Carlos Corporan, Houston's veteran catcher, did.
"He didn't know," joked Corporan. "I'm the catcher. He was really good [in the bullpen]. Sometimes we have a really good BP [bullpen] and he doesn't throw good. That's the way it works."
"I was talking to Corp and he told me I was looking pretty good in the bullpen," Feldman said. "I felt terrible warming up down there. Goes to show how you feel out there isn't always what you bring into the game."
Feldman walked out of the bullpen to the mound and threw a three-hitter to beat the Rangers 2-0, striking out five and walking one. He threw 115 pitches, two short of his season high.
With the win, Houston clinched the Silver Boot vs. Texas for the first time since 2006, widening their lead in the season series to 10-5. The Astros were 2-17 against the Rangers last season.
"Once I got in the game, I felt better," Feldman said. "I was trying to mix it up like usual. I had pretty good command of all [my pitches]. That's what helped, being able to mix it up."
"He was throwing his first pitch for strikes," Corporan said. "He was using his curveball, his changeup. His cutter was really good. Whatever I would call, he would throw for strikes. He had big strikeouts. He was tremendous."
Feldman, the Astros' key free-agent acquisition in the offseason, was so dominating that he no-hit the Rangers for 4 1/3 innings. All three hits he gave up were singles. No Ranger even reached third base.
"He was at his best tonight," Rangers shortstop Elvis Andrus said. "He was painting the corners with his sinker every time he wanted to. When he does that, he's effective for sure. He was aggressive, he never let us feel comfortable."
Feldman wrapped it all up in a tidy, crowd-pleasing two hours and 25 minutes.
Of course there were some good defensive plays. Astros left fielder Robbie Grossman, back in the lineup after missing the last two games with a twisted ankle, made a diving catch on Alex Rios to end the first inning. Corporan threw out Rougned Odor trying to steal second after Odor had opened the sixth inning with a single.
Feldman's pitching was even better. He threw his second complete game of the season and first shutout since beating the Chicago White Sox last Sept. 6 when he pitched for Baltimore.
"Scott Feldman was unbelievable," Houston manager Bo Porter said. "He had it all working today. He was able to locate both sides of the plate.

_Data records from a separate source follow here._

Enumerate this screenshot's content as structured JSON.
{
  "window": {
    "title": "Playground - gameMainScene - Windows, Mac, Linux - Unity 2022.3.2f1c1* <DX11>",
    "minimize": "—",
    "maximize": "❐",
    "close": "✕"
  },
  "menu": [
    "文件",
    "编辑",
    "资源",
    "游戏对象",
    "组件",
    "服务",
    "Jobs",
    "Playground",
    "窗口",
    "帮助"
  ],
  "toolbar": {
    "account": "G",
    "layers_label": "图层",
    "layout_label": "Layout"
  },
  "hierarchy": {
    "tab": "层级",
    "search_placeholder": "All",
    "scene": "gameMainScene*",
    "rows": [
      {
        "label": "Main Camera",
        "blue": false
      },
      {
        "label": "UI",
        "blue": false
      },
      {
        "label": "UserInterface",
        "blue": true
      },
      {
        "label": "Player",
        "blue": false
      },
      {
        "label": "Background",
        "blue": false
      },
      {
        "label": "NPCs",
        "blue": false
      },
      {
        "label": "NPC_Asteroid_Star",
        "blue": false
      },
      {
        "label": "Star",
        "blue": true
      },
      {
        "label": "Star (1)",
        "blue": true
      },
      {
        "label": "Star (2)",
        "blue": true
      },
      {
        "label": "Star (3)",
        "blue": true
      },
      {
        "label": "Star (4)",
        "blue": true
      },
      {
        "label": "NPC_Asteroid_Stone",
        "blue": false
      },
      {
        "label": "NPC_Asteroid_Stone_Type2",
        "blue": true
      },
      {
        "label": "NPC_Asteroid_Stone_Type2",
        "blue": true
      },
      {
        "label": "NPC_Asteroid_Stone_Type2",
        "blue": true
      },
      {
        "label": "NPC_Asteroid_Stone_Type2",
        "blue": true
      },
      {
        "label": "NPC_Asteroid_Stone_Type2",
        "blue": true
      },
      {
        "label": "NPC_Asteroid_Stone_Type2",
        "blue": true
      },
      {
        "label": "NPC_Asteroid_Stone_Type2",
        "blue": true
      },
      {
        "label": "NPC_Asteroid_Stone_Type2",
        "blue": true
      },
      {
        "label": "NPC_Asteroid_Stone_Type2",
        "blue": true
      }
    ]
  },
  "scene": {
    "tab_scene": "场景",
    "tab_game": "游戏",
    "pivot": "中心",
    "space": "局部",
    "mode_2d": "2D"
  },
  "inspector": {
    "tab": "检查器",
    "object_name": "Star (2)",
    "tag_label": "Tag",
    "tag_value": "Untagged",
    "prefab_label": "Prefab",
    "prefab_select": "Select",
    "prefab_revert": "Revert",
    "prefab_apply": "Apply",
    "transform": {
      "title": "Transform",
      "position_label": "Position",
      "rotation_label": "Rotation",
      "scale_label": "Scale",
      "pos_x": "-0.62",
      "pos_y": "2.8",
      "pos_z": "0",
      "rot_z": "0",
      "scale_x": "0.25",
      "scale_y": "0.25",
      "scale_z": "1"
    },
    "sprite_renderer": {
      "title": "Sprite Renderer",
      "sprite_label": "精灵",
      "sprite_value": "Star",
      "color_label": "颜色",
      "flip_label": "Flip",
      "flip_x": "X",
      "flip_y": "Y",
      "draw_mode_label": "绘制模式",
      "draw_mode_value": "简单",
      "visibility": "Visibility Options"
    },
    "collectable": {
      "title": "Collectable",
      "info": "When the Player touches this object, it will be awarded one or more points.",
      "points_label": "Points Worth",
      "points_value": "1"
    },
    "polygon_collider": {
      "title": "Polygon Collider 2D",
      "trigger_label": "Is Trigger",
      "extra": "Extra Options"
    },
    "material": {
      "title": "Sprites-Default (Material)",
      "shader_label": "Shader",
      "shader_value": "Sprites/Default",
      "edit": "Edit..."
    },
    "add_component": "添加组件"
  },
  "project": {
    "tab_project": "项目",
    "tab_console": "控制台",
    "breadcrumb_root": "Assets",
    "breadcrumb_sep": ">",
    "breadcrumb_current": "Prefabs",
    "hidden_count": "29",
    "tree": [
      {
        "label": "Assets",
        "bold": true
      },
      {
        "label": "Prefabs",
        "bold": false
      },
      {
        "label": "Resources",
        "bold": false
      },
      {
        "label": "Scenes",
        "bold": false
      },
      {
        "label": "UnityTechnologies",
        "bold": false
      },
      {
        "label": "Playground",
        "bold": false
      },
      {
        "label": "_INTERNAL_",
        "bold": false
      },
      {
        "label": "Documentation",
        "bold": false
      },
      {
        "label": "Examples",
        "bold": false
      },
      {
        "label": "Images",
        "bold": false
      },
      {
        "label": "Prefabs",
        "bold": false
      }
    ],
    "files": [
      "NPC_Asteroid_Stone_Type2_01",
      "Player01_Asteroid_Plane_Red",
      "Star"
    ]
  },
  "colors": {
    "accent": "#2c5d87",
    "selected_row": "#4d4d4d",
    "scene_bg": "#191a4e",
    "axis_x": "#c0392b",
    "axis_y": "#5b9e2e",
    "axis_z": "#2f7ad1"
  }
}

When you look at some of the swings they were taking, not only out of the zone but in the strike zone, you could tell how much the ball was moving."
Feldman improved to 8-10 and lowered his ERA to 4.09.
"I'm feeling better and better as the season's gone on," he said. "I hope to keep that going the rest of the year."
The Astros were no-hit themselves for the first five innings by left hander Robbie Ross Jr., who was called up to make a spot start.
But Ross had thrown 42 pitches in relief Thursday night in Triple-A and Texas manager Ron Washington pulled him after 70 pitches Saturday night.
"I was just glad they took him out of the game," Porter said. "He was doing a tremendous job."
"He got me out with two fastballs down the middle," Corporan said of Ross. "He threw everything for strikes. We got our momentum when they switched pitchers."
Washington called on reliever Phil Klein. Jose Altuve, the American League's leading hitter and second batter to face Klein, doubled in the sixth, but never made it past there.
The Astros finally broke through for two runs in the seventh. Jesus Guzman led off with a walk and moved to third on a bloop double by Corporan. Jake Marisnick hit a high hopper toward the mound. Klein decided he had no chance to get Guzman at home, but threw wildly to first, allowing Corporan to score Houston's second run.
"It's definitely a step in the right direction," Porter said. "When you look at how these guys pretty much dominated us last year. We played some of our best baseball against these guys this year."
"You could definitely feel the crowd is into it," added Marisnick. "The Silver Boot is pretty cool."